The original linen twill fabric has been lined onto a lightweight linen with a glue-paste mixture, probably in the early part of this century. The somewhat flattened surface of the painting is a result of that process. The stretcher was probably also replaced at that time. There is an old tear in the original canvas at upper left (in the sky directly above the most prominent spire). A few losses, mostly associated with that tear, have been inpainted. The painting was most recently treated in 1989, with a surface cleaning and consolidation of a few areas of incipient flaking. The varnish is uneven and slightly yellowed.

1. James Pilkington, A View of the Present State Derbyshire with an Account its most remarkable Antiquities (Derby, 1789); cited by Judy Egerton in Wright of Derby (exh. cat., The Tate Gallery, London,1990), p. 181.

2. As noted in Wright of Derby (exh. cat., The Tate Gallery, London, 1990), p. 181.

3. Benedict Nicolson, Joseph Wright of Derby, Painter Light, vol. 1 (London and New York, 1968), p. 91.

4. Letter from Wright to Long, Surgeon, Chancery Lane, dated 22 April 1787; quoted in Benedict Nicolson, Joseph Wright of Derby, Painter Light, vol. 1 (London and New York, 1968), p. 88.

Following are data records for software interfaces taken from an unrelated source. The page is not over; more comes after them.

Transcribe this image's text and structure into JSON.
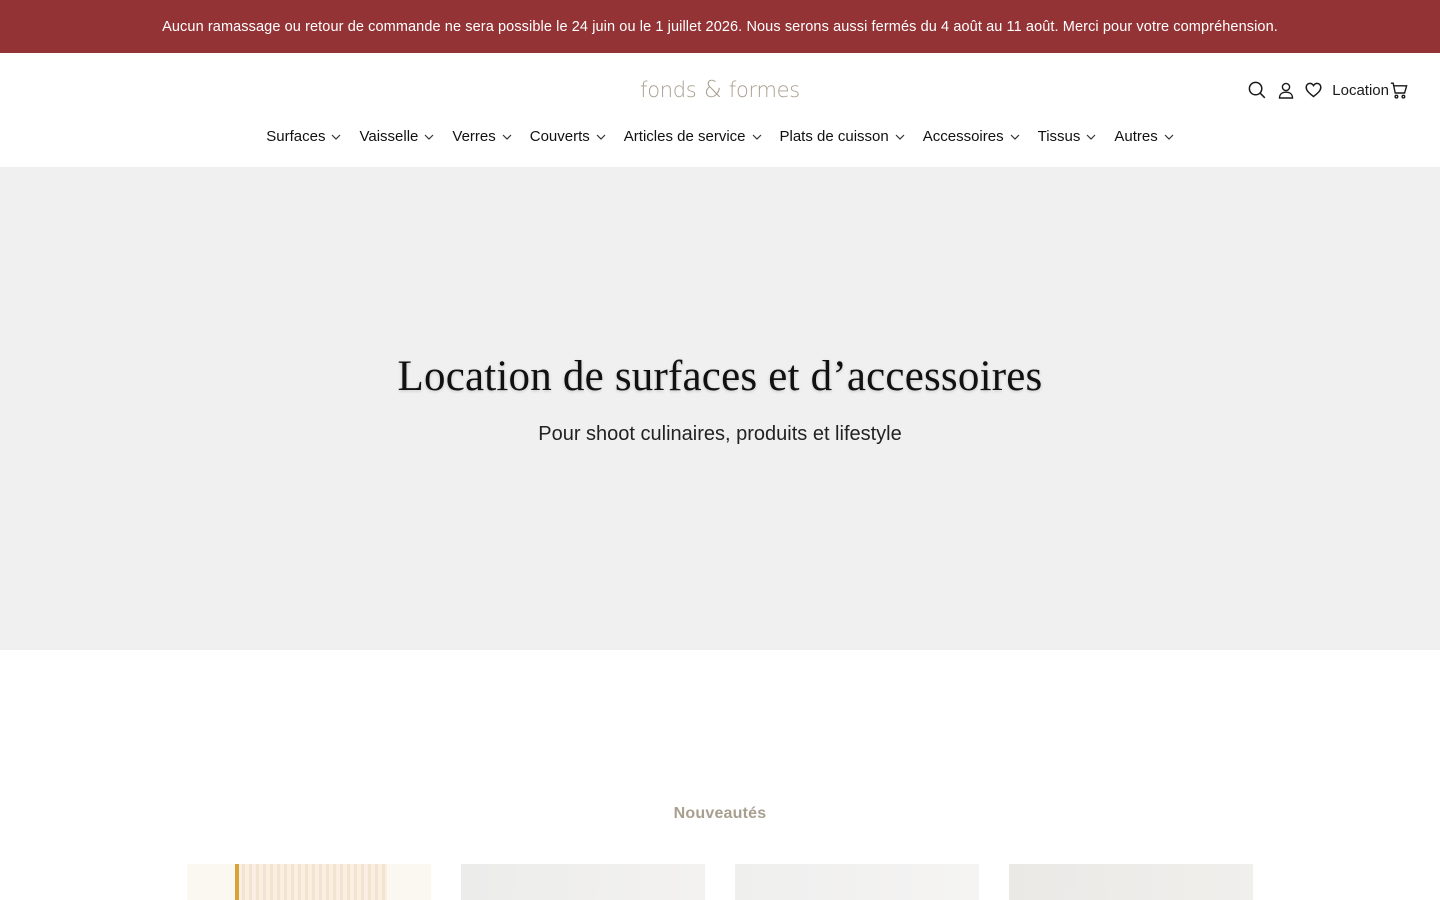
{
  "announcement": {
    "text": "Aucun ramassage ou retour de commande ne sera possible le 24 juin ou le 1 juillet 2026. Nous serons aussi fermés du 4 août au 11 août. Merci pour votre compréhension."
  },
  "header": {
    "logo_left": "fonds",
    "logo_amp": "&",
    "logo_right": "formes",
    "rental_label": "Location",
    "icons": [
      "search-icon",
      "user-icon",
      "heart-icon",
      "cart-icon"
    ]
  },
  "nav": {
    "items": [
      {
        "label": "Surfaces"
      },
      {
        "label": "Vaisselle"
      },
      {
        "label": "Verres"
      },
      {
        "label": "Couverts"
      },
      {
        "label": "Articles de service"
      },
      {
        "label": "Plats de cuisson"
      },
      {
        "label": "Accessoires"
      },
      {
        "label": "Tissus"
      },
      {
        "label": "Autres"
      }
    ]
  },
  "hero": {
    "title": "Location de surfaces et d’accessoires",
    "subtitle": "Pour shoot culinaires, produits et lifestyle"
  },
  "new_arrivals": {
    "title": "Nouveautés"
  },
  "colors": {
    "announcement_bg": "#933336",
    "logo": "#a89f8f",
    "hero_bg": "#f0f0f0",
    "section_title": "#a89f8f"
  }
}
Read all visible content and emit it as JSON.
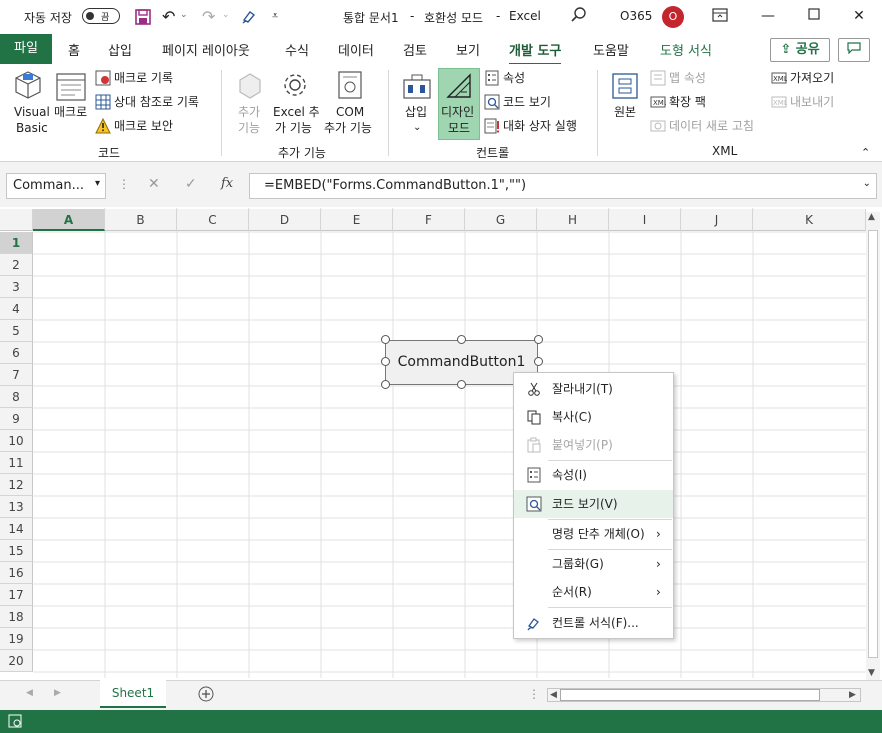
{
  "title_bar": {
    "autosave_label": "자동 저장",
    "autosave_state": "끔",
    "doc_title": "통합 문서1",
    "separator1": "-",
    "compat_mode": "호환성 모드",
    "separator2": "-",
    "app_name": "Excel",
    "account": "O365",
    "avatar_initial": "O"
  },
  "tabs": {
    "file": "파일",
    "items": [
      "홈",
      "삽입",
      "페이지 레이아웃",
      "수식",
      "데이터",
      "검토",
      "보기",
      "개발 도구",
      "도움말",
      "도형 서식"
    ],
    "share": "공유"
  },
  "ribbon": {
    "code_group": {
      "visual_basic": [
        "Visual",
        "Basic"
      ],
      "macro": "매크로",
      "record_macro": "매크로 기록",
      "relative_ref": "상대 참조로 기록",
      "macro_security": "매크로 보안",
      "group_label": "코드"
    },
    "addins_group": {
      "addins": [
        "추가",
        "기능"
      ],
      "excel_addins": [
        "Excel 추",
        "가 기능"
      ],
      "com_addins": [
        "COM",
        "추가 기능"
      ],
      "group_label": "추가 기능"
    },
    "controls_group": {
      "insert": "삽입",
      "design_mode": [
        "디자인",
        "모드"
      ],
      "properties": "속성",
      "view_code": "코드 보기",
      "run_dialog": "대화 상자 실행",
      "group_label": "컨트롤"
    },
    "xml_group": {
      "source": "원본",
      "map_properties": "맵 속성",
      "expansion_packs": "확장 팩",
      "refresh_data": "데이터 새로 고침",
      "import": "가져오기",
      "export": "내보내기",
      "group_label": "XML"
    }
  },
  "formula_bar": {
    "name_box": "Comman...",
    "fx": "fx",
    "formula": "=EMBED(\"Forms.CommandButton.1\",\"\")"
  },
  "grid": {
    "columns": [
      "A",
      "B",
      "C",
      "D",
      "E",
      "F",
      "G",
      "H",
      "I",
      "J",
      "K"
    ],
    "rows": [
      "1",
      "2",
      "3",
      "4",
      "5",
      "6",
      "7",
      "8",
      "9",
      "10",
      "11",
      "12",
      "13",
      "14",
      "15",
      "16",
      "17",
      "18",
      "19",
      "20"
    ],
    "selected_column": "A",
    "selected_row": "1"
  },
  "command_button": {
    "label": "CommandButton1"
  },
  "context_menu": {
    "items": [
      {
        "label": "잘라내기(T)",
        "icon": "scissors-icon",
        "enabled": true
      },
      {
        "label": "복사(C)",
        "icon": "copy-icon",
        "enabled": true
      },
      {
        "label": "붙여넣기(P)",
        "icon": "paste-icon",
        "enabled": false
      },
      {
        "label": "속성(I)",
        "icon": "properties-icon",
        "enabled": true
      },
      {
        "label": "코드 보기(V)",
        "icon": "view-code-icon",
        "enabled": true,
        "highlighted": true
      },
      {
        "label": "명령 단추 개체(O)",
        "submenu": true
      },
      {
        "label": "그룹화(G)",
        "submenu": true
      },
      {
        "label": "순서(R)",
        "submenu": true
      },
      {
        "label": "컨트롤 서식(F)...",
        "icon": "format-brush-icon",
        "enabled": true
      }
    ]
  },
  "sheets": {
    "active": "Sheet1"
  },
  "colors": {
    "accent": "#217346",
    "highlight": "#e6f2ea",
    "avatar": "#c4262e"
  }
}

5. See Benedict Nicolson, Joseph Wright of Derby, Painter Light, vol. 1 (London and New York, 1968), pp. 265-66, nos. 315-19.

6. Noted in Benedict Nicolson, Joseph Wright of Derby, Painter Light, vol. 1 (London and New York, 1968), p. 265.

7. Oil on canvas, 63.5 x 78.7 cm, signed (like the Oberlin picture): I.W.; Crompton-Inglefield Collection.

8. Oil on canvas, 62 x 74.5 cm, inv. TR164.87-92; see Martin Butlin, Aspects of British Painting 1550-1800, from the Sarah Campbell Blaffer Foundation (Houston, 1988), p. 114. Nicholson (Joseph Wright of Derby, Painter Light, vol. 1 [London and New York, 1968], p. 266) refers to the Blaffer Foundation painting (then in the collection of Sir John Crompton-Inglefield) as a "version" of Oberlin's Dovedale by Moonlight, although in a letter dated 30 August 1965 (in the museum files) he termed this picture a "copy."

9. Oil on canvas, 76.2 x 91.44 cm.

10. Edward Mundy was a member of a younger branch of the prominent Mundy family of Markeaton Hall, near Derby, which had commissioned several portraits from the artist. See Benedict Nicolson, Joseph Wright of Derby, Painter Light , vol. 1 (London and New York, 1968), p. 97.

11. On Wright's materials and technique, see Rica Jones, "Wright of Derby's Techniques of Painting," in Wright of Derby (exh. cat., The Tate Gallery, London, 1990), pp. 263-71, and esp. pp. 269-70.